■ Study material
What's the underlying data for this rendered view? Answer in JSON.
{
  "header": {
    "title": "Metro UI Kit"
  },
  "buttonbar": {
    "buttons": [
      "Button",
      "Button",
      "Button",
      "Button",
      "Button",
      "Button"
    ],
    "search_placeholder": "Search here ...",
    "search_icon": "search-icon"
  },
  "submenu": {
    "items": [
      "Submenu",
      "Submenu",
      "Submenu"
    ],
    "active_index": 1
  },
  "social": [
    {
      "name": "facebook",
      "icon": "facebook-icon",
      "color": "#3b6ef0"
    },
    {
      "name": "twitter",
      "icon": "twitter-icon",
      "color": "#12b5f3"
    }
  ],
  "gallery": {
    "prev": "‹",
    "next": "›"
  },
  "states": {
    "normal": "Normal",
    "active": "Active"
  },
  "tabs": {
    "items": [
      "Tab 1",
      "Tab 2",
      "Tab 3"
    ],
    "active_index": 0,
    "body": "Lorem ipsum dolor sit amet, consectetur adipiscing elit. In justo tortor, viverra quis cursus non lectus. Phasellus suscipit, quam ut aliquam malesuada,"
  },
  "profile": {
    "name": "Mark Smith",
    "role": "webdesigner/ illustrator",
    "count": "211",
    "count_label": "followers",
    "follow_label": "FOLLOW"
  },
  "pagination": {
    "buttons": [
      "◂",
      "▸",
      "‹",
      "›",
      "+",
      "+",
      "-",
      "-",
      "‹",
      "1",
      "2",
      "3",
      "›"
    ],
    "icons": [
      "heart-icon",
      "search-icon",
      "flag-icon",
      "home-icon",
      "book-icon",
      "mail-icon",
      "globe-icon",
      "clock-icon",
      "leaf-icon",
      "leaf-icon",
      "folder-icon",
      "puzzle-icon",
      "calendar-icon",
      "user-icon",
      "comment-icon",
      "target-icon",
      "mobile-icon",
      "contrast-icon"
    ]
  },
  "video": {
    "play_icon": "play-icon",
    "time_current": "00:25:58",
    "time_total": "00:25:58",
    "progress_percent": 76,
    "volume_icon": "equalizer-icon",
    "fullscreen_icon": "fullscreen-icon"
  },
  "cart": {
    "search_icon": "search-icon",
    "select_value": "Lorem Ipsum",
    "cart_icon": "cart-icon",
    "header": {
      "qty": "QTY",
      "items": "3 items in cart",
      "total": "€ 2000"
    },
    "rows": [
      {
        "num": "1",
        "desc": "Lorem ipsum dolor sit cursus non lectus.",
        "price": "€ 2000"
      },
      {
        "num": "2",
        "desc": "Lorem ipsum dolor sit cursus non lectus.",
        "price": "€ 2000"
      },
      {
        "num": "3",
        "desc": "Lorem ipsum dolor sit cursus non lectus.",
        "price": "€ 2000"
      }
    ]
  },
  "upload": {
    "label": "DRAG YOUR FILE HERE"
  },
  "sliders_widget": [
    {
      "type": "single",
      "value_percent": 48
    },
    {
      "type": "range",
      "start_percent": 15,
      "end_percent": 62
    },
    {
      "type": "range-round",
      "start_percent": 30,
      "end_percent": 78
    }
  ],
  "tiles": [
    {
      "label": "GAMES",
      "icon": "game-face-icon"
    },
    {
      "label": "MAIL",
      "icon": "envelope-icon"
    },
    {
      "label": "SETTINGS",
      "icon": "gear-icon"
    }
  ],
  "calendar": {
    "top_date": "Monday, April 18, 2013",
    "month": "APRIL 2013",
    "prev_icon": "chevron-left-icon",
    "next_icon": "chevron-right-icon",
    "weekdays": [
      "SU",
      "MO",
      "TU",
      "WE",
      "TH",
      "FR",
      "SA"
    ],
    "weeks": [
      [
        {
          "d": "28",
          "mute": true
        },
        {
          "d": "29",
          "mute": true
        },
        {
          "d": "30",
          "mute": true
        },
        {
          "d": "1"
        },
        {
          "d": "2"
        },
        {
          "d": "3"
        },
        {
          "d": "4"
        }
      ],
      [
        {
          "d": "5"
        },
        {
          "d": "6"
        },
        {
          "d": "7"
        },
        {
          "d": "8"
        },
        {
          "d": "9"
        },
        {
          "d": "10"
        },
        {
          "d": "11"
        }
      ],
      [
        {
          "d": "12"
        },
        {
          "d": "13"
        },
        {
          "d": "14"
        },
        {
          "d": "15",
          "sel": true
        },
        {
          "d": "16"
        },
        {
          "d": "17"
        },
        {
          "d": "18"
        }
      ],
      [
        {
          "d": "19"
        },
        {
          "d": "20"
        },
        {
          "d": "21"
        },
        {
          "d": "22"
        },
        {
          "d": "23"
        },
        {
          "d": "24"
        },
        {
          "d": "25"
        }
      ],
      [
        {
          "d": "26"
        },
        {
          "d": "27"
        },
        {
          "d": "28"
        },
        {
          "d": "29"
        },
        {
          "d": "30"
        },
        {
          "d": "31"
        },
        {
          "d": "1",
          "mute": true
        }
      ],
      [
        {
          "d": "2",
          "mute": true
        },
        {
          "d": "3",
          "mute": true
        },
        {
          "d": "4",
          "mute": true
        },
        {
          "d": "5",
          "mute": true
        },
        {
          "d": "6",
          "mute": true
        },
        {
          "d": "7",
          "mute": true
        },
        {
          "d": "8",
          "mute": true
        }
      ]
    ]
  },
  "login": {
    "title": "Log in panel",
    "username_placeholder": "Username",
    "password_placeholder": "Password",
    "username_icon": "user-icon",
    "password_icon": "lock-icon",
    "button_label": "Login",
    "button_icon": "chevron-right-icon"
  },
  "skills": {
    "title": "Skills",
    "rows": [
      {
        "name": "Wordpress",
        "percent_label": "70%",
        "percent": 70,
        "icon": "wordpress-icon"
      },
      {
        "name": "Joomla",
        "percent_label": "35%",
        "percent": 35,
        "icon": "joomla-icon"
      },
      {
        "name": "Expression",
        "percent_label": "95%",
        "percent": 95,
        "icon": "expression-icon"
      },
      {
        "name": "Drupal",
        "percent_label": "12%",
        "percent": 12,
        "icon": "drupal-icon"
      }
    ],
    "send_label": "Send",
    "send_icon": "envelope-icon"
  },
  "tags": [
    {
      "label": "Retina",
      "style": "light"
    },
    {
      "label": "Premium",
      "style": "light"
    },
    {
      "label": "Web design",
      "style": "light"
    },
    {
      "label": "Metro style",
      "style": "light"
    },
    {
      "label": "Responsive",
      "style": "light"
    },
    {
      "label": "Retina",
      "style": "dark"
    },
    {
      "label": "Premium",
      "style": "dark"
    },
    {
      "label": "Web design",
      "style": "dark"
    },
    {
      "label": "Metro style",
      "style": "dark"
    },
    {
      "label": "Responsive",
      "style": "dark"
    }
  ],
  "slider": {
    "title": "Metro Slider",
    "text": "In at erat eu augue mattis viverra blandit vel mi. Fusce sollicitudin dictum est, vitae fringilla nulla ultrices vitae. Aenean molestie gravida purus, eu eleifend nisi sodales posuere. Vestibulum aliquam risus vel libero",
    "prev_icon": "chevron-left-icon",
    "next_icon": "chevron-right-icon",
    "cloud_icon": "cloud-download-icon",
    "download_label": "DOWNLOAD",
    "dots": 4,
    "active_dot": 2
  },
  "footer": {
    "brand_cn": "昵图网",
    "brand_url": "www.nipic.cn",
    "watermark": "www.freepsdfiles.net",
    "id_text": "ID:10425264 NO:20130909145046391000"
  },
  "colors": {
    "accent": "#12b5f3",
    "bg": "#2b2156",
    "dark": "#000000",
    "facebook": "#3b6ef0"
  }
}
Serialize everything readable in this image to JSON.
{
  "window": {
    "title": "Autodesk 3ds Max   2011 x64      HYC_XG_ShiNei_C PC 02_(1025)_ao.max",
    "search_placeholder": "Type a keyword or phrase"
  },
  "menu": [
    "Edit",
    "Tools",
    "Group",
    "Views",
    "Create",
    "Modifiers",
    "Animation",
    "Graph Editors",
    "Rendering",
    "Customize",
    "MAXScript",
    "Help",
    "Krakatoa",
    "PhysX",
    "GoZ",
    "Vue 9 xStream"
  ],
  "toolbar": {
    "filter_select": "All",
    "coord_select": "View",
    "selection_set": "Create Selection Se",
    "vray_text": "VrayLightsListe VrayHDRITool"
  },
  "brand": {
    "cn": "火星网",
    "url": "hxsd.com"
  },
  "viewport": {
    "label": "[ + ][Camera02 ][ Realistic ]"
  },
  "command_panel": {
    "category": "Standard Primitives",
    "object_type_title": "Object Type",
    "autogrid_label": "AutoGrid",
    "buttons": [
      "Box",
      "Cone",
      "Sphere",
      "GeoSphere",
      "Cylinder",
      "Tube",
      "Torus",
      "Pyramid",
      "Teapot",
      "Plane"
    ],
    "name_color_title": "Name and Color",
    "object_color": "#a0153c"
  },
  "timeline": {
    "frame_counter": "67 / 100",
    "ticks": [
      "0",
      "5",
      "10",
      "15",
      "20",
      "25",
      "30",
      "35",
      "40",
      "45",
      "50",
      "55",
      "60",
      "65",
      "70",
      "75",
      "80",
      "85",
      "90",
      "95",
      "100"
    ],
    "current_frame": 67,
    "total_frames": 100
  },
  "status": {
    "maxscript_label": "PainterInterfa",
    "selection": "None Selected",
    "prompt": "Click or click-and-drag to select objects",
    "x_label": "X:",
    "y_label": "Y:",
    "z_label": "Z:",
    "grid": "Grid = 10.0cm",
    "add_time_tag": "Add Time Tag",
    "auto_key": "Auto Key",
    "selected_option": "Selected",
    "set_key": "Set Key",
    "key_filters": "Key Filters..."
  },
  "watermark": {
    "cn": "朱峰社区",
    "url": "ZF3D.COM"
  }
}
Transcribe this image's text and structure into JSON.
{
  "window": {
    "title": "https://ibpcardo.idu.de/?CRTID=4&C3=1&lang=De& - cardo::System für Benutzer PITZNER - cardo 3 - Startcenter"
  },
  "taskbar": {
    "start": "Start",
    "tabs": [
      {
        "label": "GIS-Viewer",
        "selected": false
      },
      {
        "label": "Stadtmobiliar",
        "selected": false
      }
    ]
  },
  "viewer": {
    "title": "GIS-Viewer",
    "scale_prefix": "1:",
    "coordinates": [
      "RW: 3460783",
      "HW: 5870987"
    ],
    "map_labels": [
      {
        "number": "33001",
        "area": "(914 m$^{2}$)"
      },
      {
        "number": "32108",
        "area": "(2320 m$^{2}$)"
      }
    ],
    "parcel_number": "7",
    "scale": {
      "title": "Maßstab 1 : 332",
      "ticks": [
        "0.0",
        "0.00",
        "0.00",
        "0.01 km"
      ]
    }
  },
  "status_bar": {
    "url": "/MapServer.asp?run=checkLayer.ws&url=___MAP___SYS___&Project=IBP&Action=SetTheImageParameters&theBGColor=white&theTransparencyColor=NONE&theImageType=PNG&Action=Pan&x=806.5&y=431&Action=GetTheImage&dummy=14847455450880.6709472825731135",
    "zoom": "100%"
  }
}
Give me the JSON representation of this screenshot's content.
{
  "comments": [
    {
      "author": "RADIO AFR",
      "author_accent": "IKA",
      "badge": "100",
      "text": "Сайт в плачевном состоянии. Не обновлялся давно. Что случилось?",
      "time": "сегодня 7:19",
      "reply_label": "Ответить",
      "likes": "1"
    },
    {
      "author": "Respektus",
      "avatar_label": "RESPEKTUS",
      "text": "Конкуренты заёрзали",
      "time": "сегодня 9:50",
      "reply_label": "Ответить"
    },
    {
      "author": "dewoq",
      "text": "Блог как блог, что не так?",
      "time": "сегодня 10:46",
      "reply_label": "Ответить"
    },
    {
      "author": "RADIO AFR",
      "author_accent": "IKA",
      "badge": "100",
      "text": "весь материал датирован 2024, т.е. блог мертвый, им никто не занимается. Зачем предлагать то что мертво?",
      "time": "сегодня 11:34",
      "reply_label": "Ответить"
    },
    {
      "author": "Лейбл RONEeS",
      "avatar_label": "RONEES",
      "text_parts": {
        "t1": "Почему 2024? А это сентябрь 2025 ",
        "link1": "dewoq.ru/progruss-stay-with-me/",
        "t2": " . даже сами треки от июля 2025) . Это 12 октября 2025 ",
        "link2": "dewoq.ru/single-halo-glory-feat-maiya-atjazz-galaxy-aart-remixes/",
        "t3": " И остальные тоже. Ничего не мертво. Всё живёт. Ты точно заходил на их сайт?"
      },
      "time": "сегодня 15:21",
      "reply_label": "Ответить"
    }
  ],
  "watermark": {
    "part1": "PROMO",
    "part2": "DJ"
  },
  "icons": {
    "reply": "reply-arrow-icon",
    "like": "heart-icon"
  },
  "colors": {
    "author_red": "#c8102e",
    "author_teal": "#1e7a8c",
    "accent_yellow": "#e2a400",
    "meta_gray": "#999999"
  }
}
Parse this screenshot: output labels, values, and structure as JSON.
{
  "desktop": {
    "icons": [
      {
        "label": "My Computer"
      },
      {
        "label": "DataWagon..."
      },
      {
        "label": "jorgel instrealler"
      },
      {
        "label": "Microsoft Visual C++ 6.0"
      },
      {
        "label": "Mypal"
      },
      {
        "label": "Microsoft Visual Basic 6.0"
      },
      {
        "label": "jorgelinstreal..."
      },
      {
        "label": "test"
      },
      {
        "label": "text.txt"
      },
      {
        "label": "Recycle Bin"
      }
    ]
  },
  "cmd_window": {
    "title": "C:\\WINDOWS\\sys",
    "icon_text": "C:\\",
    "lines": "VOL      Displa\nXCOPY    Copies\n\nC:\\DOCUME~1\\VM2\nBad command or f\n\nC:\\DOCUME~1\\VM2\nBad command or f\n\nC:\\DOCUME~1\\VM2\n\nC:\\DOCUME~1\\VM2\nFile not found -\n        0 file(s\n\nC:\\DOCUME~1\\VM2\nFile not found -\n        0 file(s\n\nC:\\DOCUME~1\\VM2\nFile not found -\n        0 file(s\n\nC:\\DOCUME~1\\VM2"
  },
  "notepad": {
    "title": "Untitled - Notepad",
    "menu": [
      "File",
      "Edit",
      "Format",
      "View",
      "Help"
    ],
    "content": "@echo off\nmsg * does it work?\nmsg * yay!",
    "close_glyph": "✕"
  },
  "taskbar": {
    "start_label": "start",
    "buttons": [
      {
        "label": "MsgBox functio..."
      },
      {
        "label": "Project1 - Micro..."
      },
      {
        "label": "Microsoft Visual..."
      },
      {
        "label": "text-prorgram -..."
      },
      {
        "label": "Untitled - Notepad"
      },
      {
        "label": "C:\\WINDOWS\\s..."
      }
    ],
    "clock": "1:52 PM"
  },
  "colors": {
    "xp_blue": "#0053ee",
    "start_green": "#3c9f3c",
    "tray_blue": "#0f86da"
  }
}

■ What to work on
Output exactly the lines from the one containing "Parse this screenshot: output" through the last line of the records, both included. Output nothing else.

■ Task answer
Parse this screenshot: output labels, values, and structure as JSON.
{
  "desktop": {
    "icons": [
      {
        "label": "My Computer"
      },
      {
        "label": "DataWagon..."
      },
      {
        "label": "jorgel instrealler"
      },
      {
        "label": "Microsoft Visual C++ 6.0"
      },
      {
        "label": "Mypal"
      },
      {
        "label": "Microsoft Visual Basic 6.0"
      },
      {
        "label": "jorgelinstreal..."
      },
      {
        "label": "test"
      },
      {
        "label": "text.txt"
      },
      {
        "label": "Recycle Bin"
      }
    ]
  },
  "cmd_window": {
    "title": "C:\\WINDOWS\\sys",
    "icon_text": "C:\\",
    "lines": "VOL      Displa\nXCOPY    Copies\n\nC:\\DOCUME~1\\VM2\nBad command or f\n\nC:\\DOCUME~1\\VM2\nBad command or f\n\nC:\\DOCUME~1\\VM2\n\nC:\\DOCUME~1\\VM2\nFile not found -\n        0 file(s\n\nC:\\DOCUME~1\\VM2\nFile not found -\n        0 file(s\n\nC:\\DOCUME~1\\VM2\nFile not found -\n        0 file(s\n\nC:\\DOCUME~1\\VM2"
  },
  "notepad": {
    "title": "Untitled - Notepad",
    "menu": [
      "File",
      "Edit",
      "Format",
      "View",
      "Help"
    ],
    "content": "@echo off\nmsg * does it work?\nmsg * yay!",
    "close_glyph": "✕"
  },
  "taskbar": {
    "start_label": "start",
    "buttons": [
      {
        "label": "MsgBox functio..."
      },
      {
        "label": "Project1 - Micro..."
      },
      {
        "label": "Microsoft Visual..."
      },
      {
        "label": "text-prorgram -..."
      },
      {
        "label": "Untitled - Notepad"
      },
      {
        "label": "C:\\WINDOWS\\s..."
      }
    ],
    "clock": "1:52 PM"
  },
  "colors": {
    "xp_blue": "#0053ee",
    "start_green": "#3c9f3c",
    "tray_blue": "#0f86da"
  }
}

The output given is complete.